Patents in KATI

Why, and how do we analyze patents?

The process of technology foresight using data-based methods is called data driven foresight. With the KATI-system, scientists at Fraunhofer INT have had a system at their disposal for several years that implements this approach in practice. The basis for this is publication data. In the relevant scientific literature, patents are mentioned as another important source of data for technology foresight and innovation management. Our clientele also repeatedly asks for corresponding analyses. But what exactly do we expect from patent analyses? Which questions and use cases should be addressed? And how can patents be integrated into the KATI-system developed at Fraunhofer INT? These are the questions we want to explore in this report.

Why we analyze patents

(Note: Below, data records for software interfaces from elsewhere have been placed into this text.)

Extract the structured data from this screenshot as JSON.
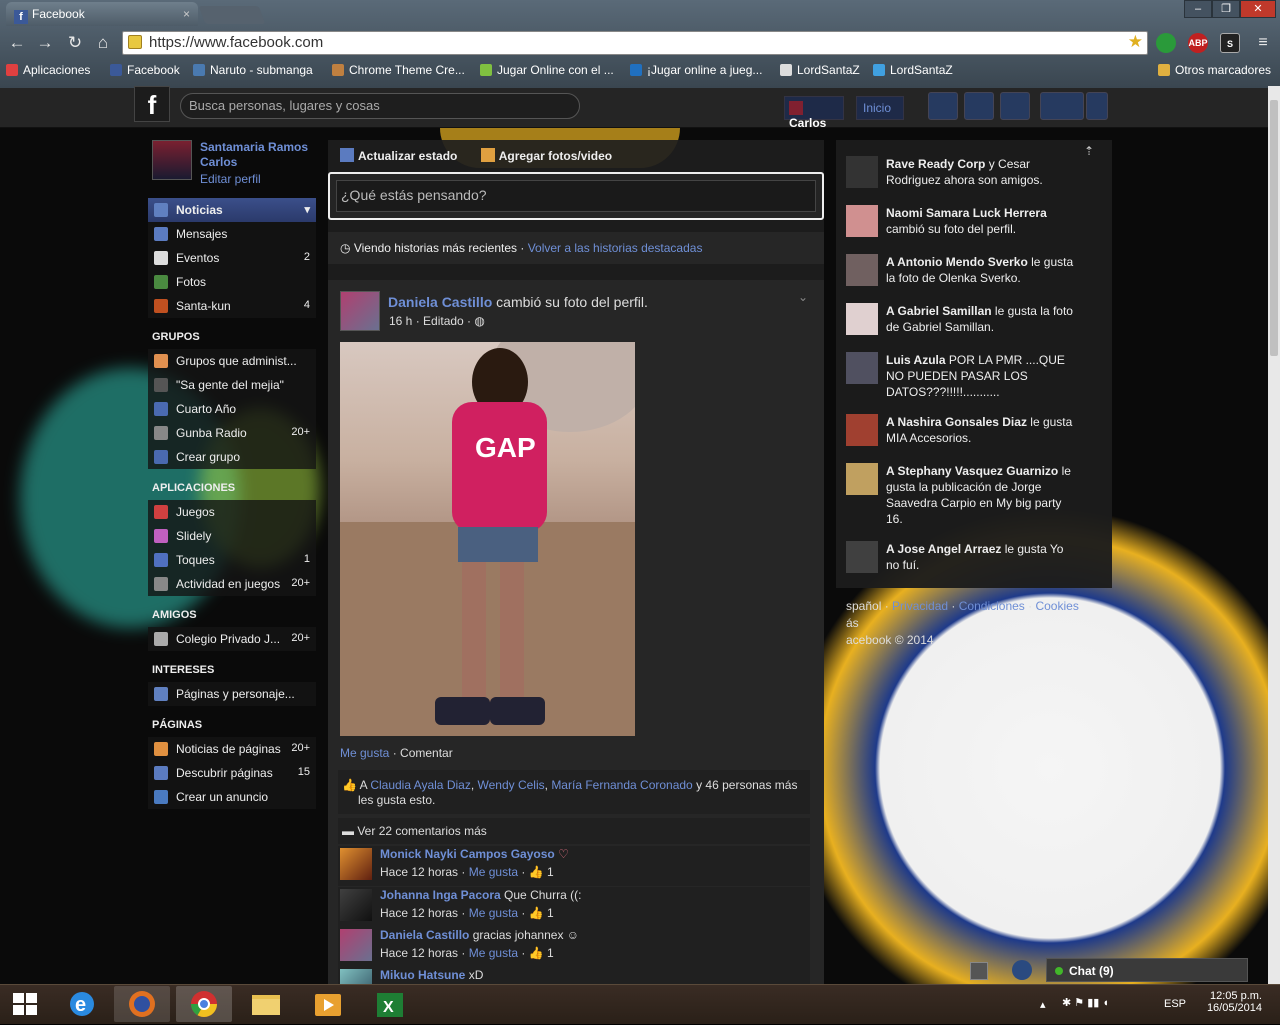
{
  "browser": {
    "tab_title": "Facebook",
    "tab_close": "×",
    "url": "https://www.facebook.com",
    "window_controls": [
      "–",
      "❐",
      "✕"
    ],
    "nav_icons": [
      "back-icon",
      "forward-icon",
      "reload-icon",
      "home-icon"
    ],
    "extensions": [
      "hangouts",
      "ABP",
      "S"
    ],
    "bookmarks": [
      {
        "label": "Aplicaciones",
        "icon": "apps-icon",
        "color": "#e04040"
      },
      {
        "label": "Facebook",
        "icon": "facebook-icon",
        "color": "#3b5998"
      },
      {
        "label": "Naruto - submanga",
        "icon": "submanga-icon",
        "color": "#4a7ab0"
      },
      {
        "label": "Chrome Theme Cre...",
        "icon": "theme-icon",
        "color": "#c08040"
      },
      {
        "label": "Jugar Online con el ...",
        "icon": "plus-icon",
        "color": "#80c040"
      },
      {
        "label": "¡Jugar online a jueg...",
        "icon": "t-icon",
        "color": "#2070c0"
      },
      {
        "label": "LordSantaZ",
        "icon": "bookmark-s-icon",
        "color": "#dddddd"
      },
      {
        "label": "LordSantaZ",
        "icon": "diamond-icon",
        "color": "#40a0e0"
      }
    ],
    "other_bookmarks": "Otros marcadores"
  },
  "fb_header": {
    "logo": "f",
    "search_placeholder": "Busca personas, lugares y cosas",
    "user_name": "Carlos",
    "home": "Inicio"
  },
  "left": {
    "profile_name": "Santamaria Ramos Carlos",
    "edit_profile": "Editar perfil",
    "favorites": [
      {
        "label": "Noticias",
        "count": "",
        "color": "#3b5998",
        "selected": true
      },
      {
        "label": "Mensajes",
        "count": "",
        "color": "#5b7bc0"
      },
      {
        "label": "Eventos",
        "count": "2",
        "color": "#dddddd"
      },
      {
        "label": "Fotos",
        "count": "",
        "color": "#4a8a40"
      },
      {
        "label": "Santa-kun",
        "count": "4",
        "color": "#c05020"
      }
    ],
    "groups_title": "GRUPOS",
    "groups": [
      {
        "label": "Grupos que administ...",
        "count": "",
        "color": "#e09050"
      },
      {
        "label": "\"Sa gente del mejia\"",
        "count": "",
        "color": "#555555"
      },
      {
        "label": "Cuarto Año",
        "count": "",
        "color": "#4a6ab0"
      },
      {
        "label": "Gunba Radio",
        "count": "20+",
        "color": "#888888"
      },
      {
        "label": "Crear grupo",
        "count": "",
        "color": "#4a6ab0"
      }
    ],
    "apps_title": "APLICACIONES",
    "apps": [
      {
        "label": "Juegos",
        "count": "",
        "color": "#d04040"
      },
      {
        "label": "Slidely",
        "count": "",
        "color": "#c060c0"
      },
      {
        "label": "Toques",
        "count": "1",
        "color": "#5070c0"
      },
      {
        "label": "Actividad en juegos",
        "count": "20+",
        "color": "#888888"
      }
    ],
    "friends_title": "AMIGOS",
    "friends": [
      {
        "label": "Colegio Privado J...",
        "count": "20+",
        "color": "#aaaaaa"
      }
    ],
    "interests_title": "INTERESES",
    "interests": [
      {
        "label": "Páginas y personaje...",
        "count": "",
        "color": "#6080c0"
      }
    ],
    "pages_title": "PÁGINAS",
    "pages": [
      {
        "label": "Noticias de páginas",
        "count": "20+",
        "color": "#e09040"
      },
      {
        "label": "Descubrir páginas",
        "count": "15",
        "color": "#5b7bc0"
      },
      {
        "label": "Crear un anuncio",
        "count": "",
        "color": "#4a7ac0"
      }
    ]
  },
  "composer": {
    "update_status": "Actualizar estado",
    "add_photos": "Agregar fotos/video",
    "placeholder": "¿Qué estás pensando?"
  },
  "feed": {
    "recent_text": "Viendo historias más recientes",
    "back_link": "Volver a las historias destacadas",
    "post": {
      "author": "Daniela Castillo",
      "action": "cambió su foto del perfil.",
      "meta": "16 h · Editado ·",
      "like": "Me gusta",
      "comment": "Comentar",
      "likes_prefix": "A",
      "likers": [
        "Claudia Ayala Diaz",
        "Wendy Celis",
        "María Fernanda Coronado"
      ],
      "likes_suffix": "y 46 personas más",
      "likes_line2": "les gusta esto.",
      "more_comments": "Ver 22 comentarios más",
      "comments": [
        {
          "author": "Monick Nayki Campos Gayoso",
          "text": "♡",
          "time": "Hace 12 horas",
          "like": "Me gusta",
          "likes": "1"
        },
        {
          "author": "Johanna Inga Pacora",
          "text": "Que Churra ((:",
          "time": "Hace 12 horas",
          "like": "Me gusta",
          "likes": "1"
        },
        {
          "author": "Daniela Castillo",
          "text": "gracias johannex ☺",
          "time": "Hace 12 horas",
          "like": "Me gusta",
          "likes": "1"
        },
        {
          "author": "Mikuo Hatsune",
          "text": "xD",
          "time": "",
          "like": "",
          "likes": ""
        }
      ]
    }
  },
  "ticker": [
    {
      "bold": "Rave Ready Corp",
      "text": " y Cesar Rodriguez ahora son amigos.",
      "color": "#333333"
    },
    {
      "bold": "Naomi Samara Luck Herrera",
      "text": " cambió su foto del perfil.",
      "color": "#d09090"
    },
    {
      "bold": "A Antonio Mendo Sverko",
      "text": " le gusta la foto de Olenka Sverko.",
      "color": "#706060"
    },
    {
      "bold": "A Gabriel Samillan",
      "text": " le gusta la foto de Gabriel Samillan.",
      "color": "#e0d0d0"
    },
    {
      "bold": "Luis Azula",
      "text": " POR LA PMR ....QUE NO PUEDEN PASAR LOS DATOS???!!!!!...........",
      "color": "#505060"
    },
    {
      "bold": "A Nashira Gonsales Diaz",
      "text": " le gusta MIA Accesorios.",
      "color": "#a04030"
    },
    {
      "bold": "A Stephany Vasquez Guarnizo",
      "text": " le gusta la publicación de Jorge Saavedra Carpio en My big party 16.",
      "color": "#c0a060"
    },
    {
      "bold": "A Jose Angel Arraez",
      "text": " le gusta Yo no fuí.",
      "color": "#404040"
    }
  ],
  "footer": {
    "language": "spañol",
    "links": [
      "Privacidad",
      "Condiciones",
      "Cookies"
    ],
    "more": "ás",
    "copyright": "acebook © 2014"
  },
  "chat": {
    "label": "Chat (9)"
  },
  "taskbar": {
    "lang": "ESP",
    "time": "12:05 p.m.",
    "date": "16/05/2014"
  }
}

Patents are a promising source of data because they shed light on technologies in practice: if there are concrete ideas for the application of a technology, there may also be patents. In addition, important insights can be gained about research in companies. More concretely, for example, the market leaders of a technology can be identified, and it can be approximated how much experience a company has in a field. Patent analyses can also be used to make well-founded statements about the maturity of a technology. These and other use cases were identified and sharpened in various projects, workshops and discussions with customers and colleagues. This was flanked by intensive literature research as part of a PhD project – naturally using the in-house KATI-system.

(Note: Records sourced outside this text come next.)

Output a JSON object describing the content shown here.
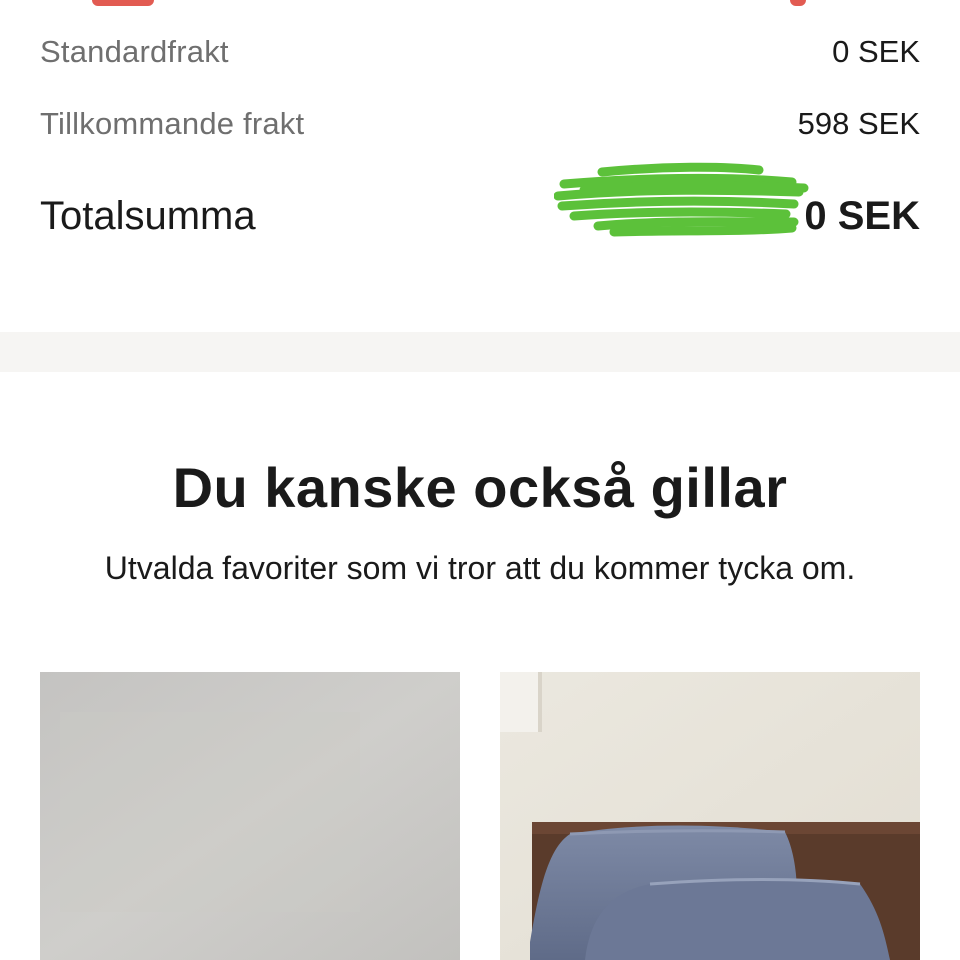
{
  "summary": {
    "standard_shipping": {
      "label": "Standardfrakt",
      "value": "0 SEK"
    },
    "additional_shipping": {
      "label": "Tillkommande frakt",
      "value": "598 SEK"
    },
    "total": {
      "label": "Totalsumma",
      "value": "0 SEK"
    }
  },
  "recommendations": {
    "title": "Du kanske också gillar",
    "subtitle": "Utvalda favoriter som vi tror att du kommer tycka om."
  },
  "colors": {
    "text": "#1a1a1a",
    "muted": "#6f6f6f",
    "band": "#f6f5f3",
    "scribble": "#5cc13a",
    "top_red": "#e25b52"
  }
}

How we handle patent data

In order to perform patent analyses, the data must first be prepared in such a way that it can be processed and analyzed. To this end, the existing architecture of the KATI-system has been extended to include data and analysis options for patents. At first glance, publications and patents may seem quite similar. In both, scientific and technological knowledge is presented, they have an abstract and there is something like an author. However, if you take a closer look, you will notice some decided differences that need to be considered in the data model. For example, in addition to a group of authors (or inventors), patents also have owners, sometimes private individuals, often companies or universities. Furthermore, instead of only one publication date, there are several dates (so-called events), such as the application date or the expected expiration date, which characterize a patent and must be stored in the database. 

The patent data, like the scientific publications, were stored in a graph database. This facilitates the linking of patents with their metadata, such as inventor or filing date, various institutions and even other patents. The ontology, i.e. the underlying net-like schema with the connections of all data among each other, was modified accordingly. In this case, the cleanliness and timeliness of the data must also be considered, because old and unclean data provide less meaningful analyses. To avoid this, a regular update of the data is performed.

How we provide patent analyses

Finally, the user interface was adapted: the search page was tailored to patents and the analyses were adapted, tested and revised with a view to the new data. The latter in particular will continue to be constantly developed and optimized in the coming years, with the aim of getting the best out of the data and creating well-founded insights for early technology intelligence. The basis for this is formed by the various use cases that have already been identified and which are gradually being addressed and implemented. This continues to be done in close exchange with our collegium in the various business units and their customers. In this way, we are adding another important building block to Fraunhofer INT‘s portfolio of methods in a sustainable and forward-looking manner.